§ **What you should do**:
Return all of the data exactly as given.

§ **Supplied data**:
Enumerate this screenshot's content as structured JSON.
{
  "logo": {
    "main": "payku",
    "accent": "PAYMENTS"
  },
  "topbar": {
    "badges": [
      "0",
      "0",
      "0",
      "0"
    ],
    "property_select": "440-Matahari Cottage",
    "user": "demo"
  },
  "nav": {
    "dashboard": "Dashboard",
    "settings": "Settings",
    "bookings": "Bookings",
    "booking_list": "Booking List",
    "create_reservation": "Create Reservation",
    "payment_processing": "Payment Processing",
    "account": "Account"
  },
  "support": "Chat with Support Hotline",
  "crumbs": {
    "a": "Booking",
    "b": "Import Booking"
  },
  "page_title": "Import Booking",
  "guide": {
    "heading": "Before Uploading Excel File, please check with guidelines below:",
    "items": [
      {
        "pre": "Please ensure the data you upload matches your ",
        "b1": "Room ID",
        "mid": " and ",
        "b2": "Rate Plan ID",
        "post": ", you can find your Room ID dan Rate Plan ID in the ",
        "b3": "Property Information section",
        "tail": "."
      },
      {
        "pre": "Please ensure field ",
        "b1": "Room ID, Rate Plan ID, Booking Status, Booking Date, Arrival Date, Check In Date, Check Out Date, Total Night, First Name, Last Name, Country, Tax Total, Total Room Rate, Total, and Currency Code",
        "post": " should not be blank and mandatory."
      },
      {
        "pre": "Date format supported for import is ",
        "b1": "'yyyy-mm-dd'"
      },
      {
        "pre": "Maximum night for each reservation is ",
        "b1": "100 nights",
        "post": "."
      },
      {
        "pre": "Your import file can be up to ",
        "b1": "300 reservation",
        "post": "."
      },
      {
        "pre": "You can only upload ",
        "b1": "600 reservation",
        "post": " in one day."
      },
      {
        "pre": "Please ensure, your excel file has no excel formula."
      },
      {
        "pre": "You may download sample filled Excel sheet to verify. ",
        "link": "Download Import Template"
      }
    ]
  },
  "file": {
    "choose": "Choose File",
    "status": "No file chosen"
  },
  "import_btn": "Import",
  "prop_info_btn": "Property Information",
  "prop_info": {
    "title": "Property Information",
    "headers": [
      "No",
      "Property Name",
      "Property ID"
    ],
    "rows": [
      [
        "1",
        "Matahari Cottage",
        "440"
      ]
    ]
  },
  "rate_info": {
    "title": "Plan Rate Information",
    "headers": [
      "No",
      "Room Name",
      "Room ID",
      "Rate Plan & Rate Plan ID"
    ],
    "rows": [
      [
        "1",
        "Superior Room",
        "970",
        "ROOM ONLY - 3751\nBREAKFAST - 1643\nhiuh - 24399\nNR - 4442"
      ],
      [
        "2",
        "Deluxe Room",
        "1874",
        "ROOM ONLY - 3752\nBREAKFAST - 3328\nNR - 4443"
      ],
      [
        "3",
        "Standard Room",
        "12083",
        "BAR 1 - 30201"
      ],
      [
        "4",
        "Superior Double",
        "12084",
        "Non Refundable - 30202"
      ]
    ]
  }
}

§ **Exercise response**:
Enumerate this screenshot's content as structured JSON.
{
  "logo": {
    "main": "payku",
    "accent": "PAYMENTS"
  },
  "topbar": {
    "badges": [
      "0",
      "0",
      "0",
      "0"
    ],
    "property_select": "440-Matahari Cottage",
    "user": "demo"
  },
  "nav": {
    "dashboard": "Dashboard",
    "settings": "Settings",
    "bookings": "Bookings",
    "booking_list": "Booking List",
    "create_reservation": "Create Reservation",
    "payment_processing": "Payment Processing",
    "account": "Account"
  },
  "support": "Chat with Support Hotline",
  "crumbs": {
    "a": "Booking",
    "b": "Import Booking"
  },
  "page_title": "Import Booking",
  "guide": {
    "heading": "Before Uploading Excel File, please check with guidelines below:",
    "items": [
      {
        "pre": "Please ensure the data you upload matches your ",
        "b1": "Room ID",
        "mid": " and ",
        "b2": "Rate Plan ID",
        "post": ", you can find your Room ID dan Rate Plan ID in the ",
        "b3": "Property Information section",
        "tail": "."
      },
      {
        "pre": "Please ensure field ",
        "b1": "Room ID, Rate Plan ID, Booking Status, Booking Date, Arrival Date, Check In Date, Check Out Date, Total Night, First Name, Last Name, Country, Tax Total, Total Room Rate, Total, and Currency Code",
        "post": " should not be blank and mandatory."
      },
      {
        "pre": "Date format supported for import is ",
        "b1": "'yyyy-mm-dd'"
      },
      {
        "pre": "Maximum night for each reservation is ",
        "b1": "100 nights",
        "post": "."
      },
      {
        "pre": "Your import file can be up to ",
        "b1": "300 reservation",
        "post": "."
      },
      {
        "pre": "You can only upload ",
        "b1": "600 reservation",
        "post": " in one day."
      },
      {
        "pre": "Please ensure, your excel file has no excel formula."
      },
      {
        "pre": "You may download sample filled Excel sheet to verify. ",
        "link": "Download Import Template"
      }
    ]
  },
  "file": {
    "choose": "Choose File",
    "status": "No file chosen"
  },
  "import_btn": "Import",
  "prop_info_btn": "Property Information",
  "prop_info": {
    "title": "Property Information",
    "headers": [
      "No",
      "Property Name",
      "Property ID"
    ],
    "rows": [
      [
        "1",
        "Matahari Cottage",
        "440"
      ]
    ]
  },
  "rate_info": {
    "title": "Plan Rate Information",
    "headers": [
      "No",
      "Room Name",
      "Room ID",
      "Rate Plan & Rate Plan ID"
    ],
    "rows": [
      [
        "1",
        "Superior Room",
        "970",
        "ROOM ONLY - 3751\nBREAKFAST - 1643\nhiuh - 24399\nNR - 4442"
      ],
      [
        "2",
        "Deluxe Room",
        "1874",
        "ROOM ONLY - 3752\nBREAKFAST - 3328\nNR - 4443"
      ],
      [
        "3",
        "Standard Room",
        "12083",
        "BAR 1 - 30201"
      ],
      [
        "4",
        "Superior Double",
        "12084",
        "Non Refundable - 30202"
      ]
    ]
  }
}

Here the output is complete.